Dry needling has been a popular treatment in the world of physical therapy for the past few years and is continuing to gain popularity with more research being performed. There are many different reasons to use dry needling to improve your patients’ function, with the main reason being to relax a specific muscle and/or muscle group that isn’t responding well to manual soft tissue mobilization.

Within the past few months, our patient with SMA, Michael, began having twitching in his right forearm, specifically his muscles that perform the supination muscle or rotating your forearm where your palms face the ceiling. We began performing deep tissue and trigger point massages to this area, which resulted in relief for the majority of the rest of the day, but the twitching would always return the next day.

This is the arm that Michael uses during his daily activities, such as manipulating his wheelchair and mouse while working during the day. The twitching became an increasing problem that needed to be addressed. We discussed trying dry needling to test the long-term effects it would have on his forearm, as compared to deep tissue massage. Dry needling is a technique in which a thin needle is placed directly into a muscle, causing it to twitch, and therefore causing the muscle to relax.

As with any treatment, it is important to rule out any contraindications the patient may have. These include things such as a fear of needles, no consent to perform treatment, history of an adverse reaction to treatment in the past, any medical emergency, or any other reason dry needling may be inappropriate. It is also important to have the patient sign the consent form the lists adverse reactions that may happen such as bleeding and bruising.

There are different methods of dry needling; some examples include needling with electrical stimulation, the “search and destroy” technique, and interval needling. The first time Michael received dry needling, the therapist used an interval technique where the needles were placed in the trigger points of the spasming muscle. The needles were then allowed to sit in the muscle for a few minutes and were twisted every few minutes to decrease the chance of the needles getting stuck in the fascia. After performing this treatment, Michael had no soreness in his arm and little to no twitching for almost a week.

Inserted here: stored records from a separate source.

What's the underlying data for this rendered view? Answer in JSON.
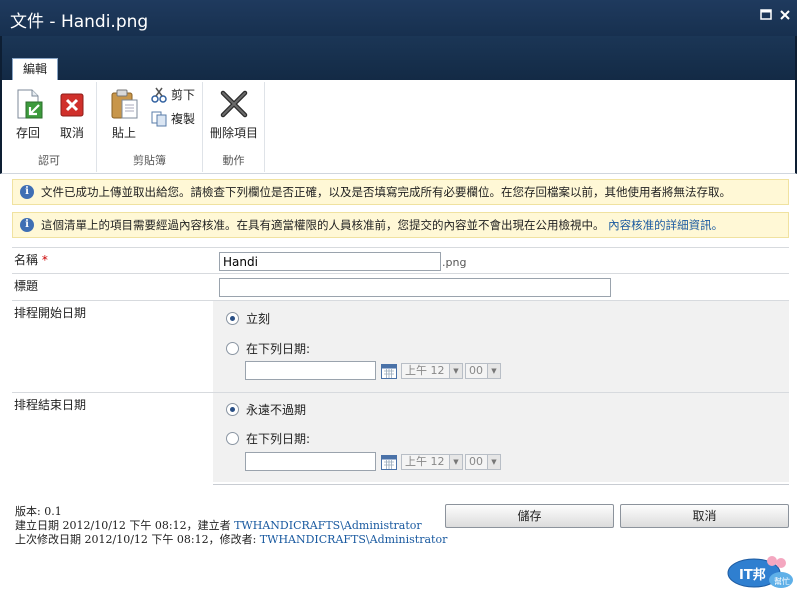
{
  "window": {
    "title": "文件 - Handi.png"
  },
  "ribbon": {
    "tab_label": "編輯",
    "groups": {
      "commit": {
        "label": "認可",
        "save_label": "存回",
        "cancel_label": "取消"
      },
      "clipboard": {
        "label": "剪貼簿",
        "paste_label": "貼上",
        "cut_label": "剪下",
        "copy_label": "複製"
      },
      "actions": {
        "label": "動作",
        "delete_label": "刪除項目"
      }
    }
  },
  "notices": {
    "checkin": "文件已成功上傳並取出給您。請檢查下列欄位是否正確，以及是否填寫完成所有必要欄位。在您存回檔案以前，其他使用者將無法存取。",
    "approval": "這個清單上的項目需要經過內容核准。在具有適當權限的人員核准前，您提交的內容並不會出現在公用檢視中。",
    "approval_link": "內容核准的詳細資訊。"
  },
  "form": {
    "name": {
      "label": "名稱",
      "required_mark": "*",
      "value": "Handi",
      "suffix": ".png"
    },
    "title": {
      "label": "標題",
      "value": ""
    },
    "start": {
      "label": "排程開始日期",
      "option_now": "立刻",
      "option_date": "在下列日期:",
      "hour": "上午 12",
      "minute": "00"
    },
    "end": {
      "label": "排程結束日期",
      "option_never": "永遠不過期",
      "option_date": "在下列日期:",
      "hour": "上午 12",
      "minute": "00"
    }
  },
  "footer": {
    "version": "版本: 0.1",
    "created_prefix": "建立日期 2012/10/12 下午 08:12，建立者",
    "created_by": "TWHANDICRAFTS\\Administrator",
    "modified_prefix": "上次修改日期 2012/10/12 下午 08:12，修改者:",
    "modified_by": "TWHANDICRAFTS\\Administrator",
    "save_label": "儲存",
    "cancel_label": "取消"
  },
  "logo": {
    "text": "IT邦",
    "sub": "幫忙"
  },
  "colors": {
    "titlebar": "#1f3a5e",
    "link": "#1a5aa0",
    "notice_bg": "#fff8d6",
    "accent_blue": "#3f6fb4"
  },
  "icons": [
    "checkin-icon",
    "cancel-icon",
    "paste-icon",
    "cut-icon",
    "copy-icon",
    "delete-icon",
    "info-icon",
    "calendar-icon",
    "maximize-icon",
    "close-icon"
  ]
}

During his last dry needling treatment, he received an electrical stimulation combination, that increased the amount of stimulation to the muscle and theoretically, will increase the amount of relaxation of the muscle.

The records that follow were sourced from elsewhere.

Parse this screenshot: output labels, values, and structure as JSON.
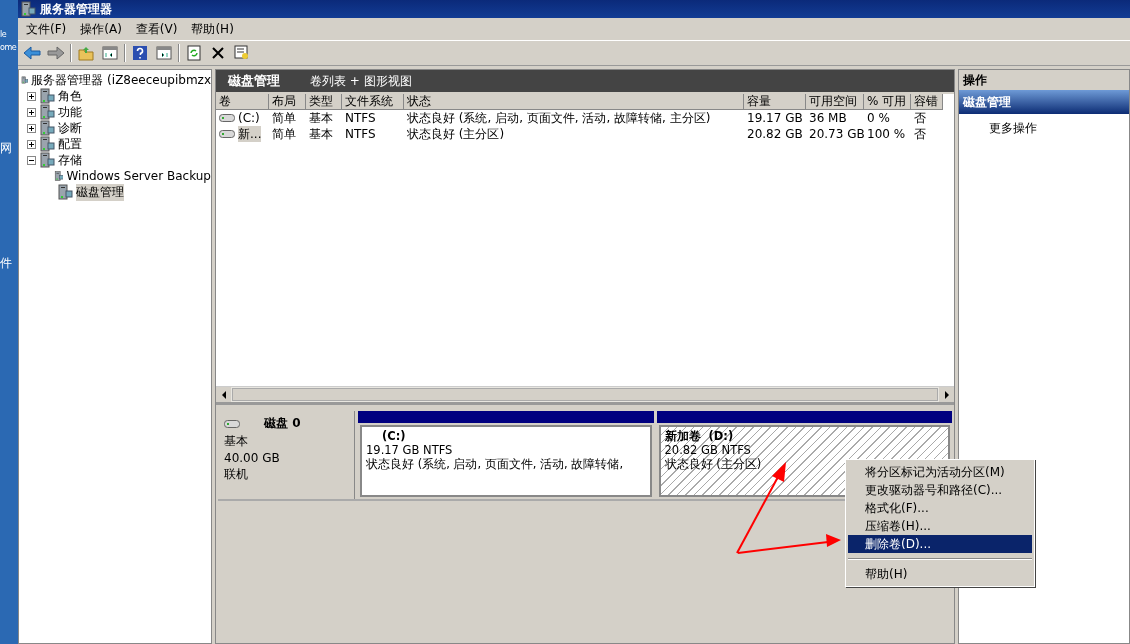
{
  "desktop": {
    "labels": [
      "le",
      "ome",
      "网",
      "件"
    ]
  },
  "window": {
    "title": "服务器管理器"
  },
  "menu": [
    "文件(F)",
    "操作(A)",
    "查看(V)",
    "帮助(H)"
  ],
  "tree": {
    "label": "服务器管理器 (iZ8eeceupibmzx",
    "children": [
      {
        "label": "角色",
        "expanded": false,
        "selected": false
      },
      {
        "label": "功能",
        "expanded": false,
        "selected": false
      },
      {
        "label": "诊断",
        "expanded": false,
        "selected": false
      },
      {
        "label": "配置",
        "expanded": false,
        "selected": false
      },
      {
        "label": "存储",
        "expanded": true,
        "selected": false,
        "children": [
          {
            "label": "Windows Server Backup",
            "selected": false
          },
          {
            "label": "磁盘管理",
            "selected": true
          }
        ]
      }
    ]
  },
  "center": {
    "title": "磁盘管理",
    "view": "卷列表 + 图形视图"
  },
  "table": {
    "columns": [
      "卷",
      "布局",
      "类型",
      "文件系统",
      "状态",
      "容量",
      "可用空间",
      "% 可用",
      "容错"
    ],
    "rows": [
      {
        "selected": false,
        "cells": [
          "(C:)",
          "简单",
          "基本",
          "NTFS",
          "状态良好 (系统, 启动, 页面文件, 活动, 故障转储, 主分区)",
          "19.17 GB",
          "36 MB",
          "0 %",
          "否"
        ]
      },
      {
        "selected": true,
        "cells": [
          "新...",
          "简单",
          "基本",
          "NTFS",
          "状态良好 (主分区)",
          "20.82 GB",
          "20.73 GB",
          "100 %",
          "否"
        ]
      }
    ]
  },
  "disks": [
    {
      "name": "磁盘 0",
      "type": "基本",
      "size": "40.00 GB",
      "status": "联机",
      "partitions": [
        {
          "name": "(C:)",
          "size": "19.17 GB NTFS",
          "status": "状态良好 (系统, 启动, 页面文件, 活动, 故障转储,",
          "hatched": false
        },
        {
          "name": "新加卷  (D:)",
          "size": "20.82 GB NTFS",
          "status": "状态良好 (主分区)",
          "hatched": true
        }
      ]
    }
  ],
  "actions": {
    "title": "操作",
    "section": "磁盘管理",
    "items": [
      "更多操作"
    ]
  },
  "context_menu": {
    "items": [
      {
        "kind": "item",
        "label": "将分区标记为活动分区(M)",
        "selected": false
      },
      {
        "kind": "item",
        "label": "更改驱动器号和路径(C)...",
        "selected": false
      },
      {
        "kind": "item",
        "label": "格式化(F)...",
        "selected": false
      },
      {
        "kind": "item",
        "label": "压缩卷(H)...",
        "selected": false
      },
      {
        "kind": "item",
        "label": "删除卷(D)...",
        "selected": true
      },
      {
        "kind": "separator"
      },
      {
        "kind": "item",
        "label": "帮助(H)",
        "selected": false
      }
    ]
  }
}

We will be dry needling Michael every other week for now and will adjust as needed until the twitching has significantly decreased in his forearm. Every week he doesn’t receive dry needling, he will be receiving deep tissue massages to that area as needed.

Michael shouldn’t require these treatments every other week for an extended amount of time. Once this muscle has relaxed, this will be prescribed only as necessary if the muscle or another muscle flares up and causes discomfort or difficulty with his daily activities.

========================  Patient Perspective  ========================

When I was a child, I was terrified of needles. I didn’t particularly like them as a teenager either. Now that I’m an adult, let’s just say that I’m used to them. This is probably the same scenario that everyone faces, whether you have SMA, or you are considered able-bodied. Those of us with SMA have probably seen more needles in our lifetime than we ever thought we would, but for me, needles seem to be a necessary part of my life.

I started experiencing these muscle spasms almost immediately when my physical therapists began stretching my right arm and elbow so that I could gain further range of motion. These spasms never really bothered me at the beginning, but as they increased in intensity, they started affecting the way that I was living my life and doing my job.

Constant twitching made it virtually impossible for me to use the mouse on my computer, and it also made it very difficult for me to go to sleep at night. After talking to my physical therapists about this, we decided to give dry needling a shot. Yes, I know, that’s a bad play on words. After listening to some of the benefits that can be achieved by doing dry needling, I decided to give it a chance. Five days after my first treatment, let’s just say that I became a fan of needles.

After my first treatment, the muscle in my forearm didn’t twitch or spasm for five days. When the twitching did return, it was less severe, and only lastly for a short amount of time. I emailed my physical therapist and told her how good my arm felt. She immediately wrote me back and said that she was not only happy that my arm felt better, but she was also excited that the procedure worked because she loved sticking needles in me. Okay, that kinda spooked me, but I quickly remembered that she has the same kind of sick and demented humor that I have.

I just finished my second round of dry needling the other day, and as you can see in the pictures, we used electrical stimulation. During my life, I have had numerous electromyograms [EMGs], but this was different. Instead of the pain that I felt with the EMGs, this electrical stimulation felt as if someone was thumping the muscle. There was no pain involved, and I’m happy to report that a couple of days after this procedure, the twitching and spasming in my right arm has almost been nonexistent.

Emily graduated from University of Texas at Arlington in December 2014 with her bachelors degree in Exercise Science. She then attended Tarrant County College and became board certified Physical Therapist Assistant in July 2017. Currently, she works as a PTA in an outpatient setting in Irving, Texas, working with a variety of patients from orthopedic injuries to those with neurological disorders.
×
Emily graduated from University of Texas at Arlington in December 2014 with her bachelors degree in Exercise Science. She then attended Tarrant County College and became board certified Physical Therapist Assistant in July 2017. Currently, she works as a PTA in an outpatient setting in Irving, Texas, working with a variety of patients from orthopedic injuries to those with neurological disorders.
Latest Posts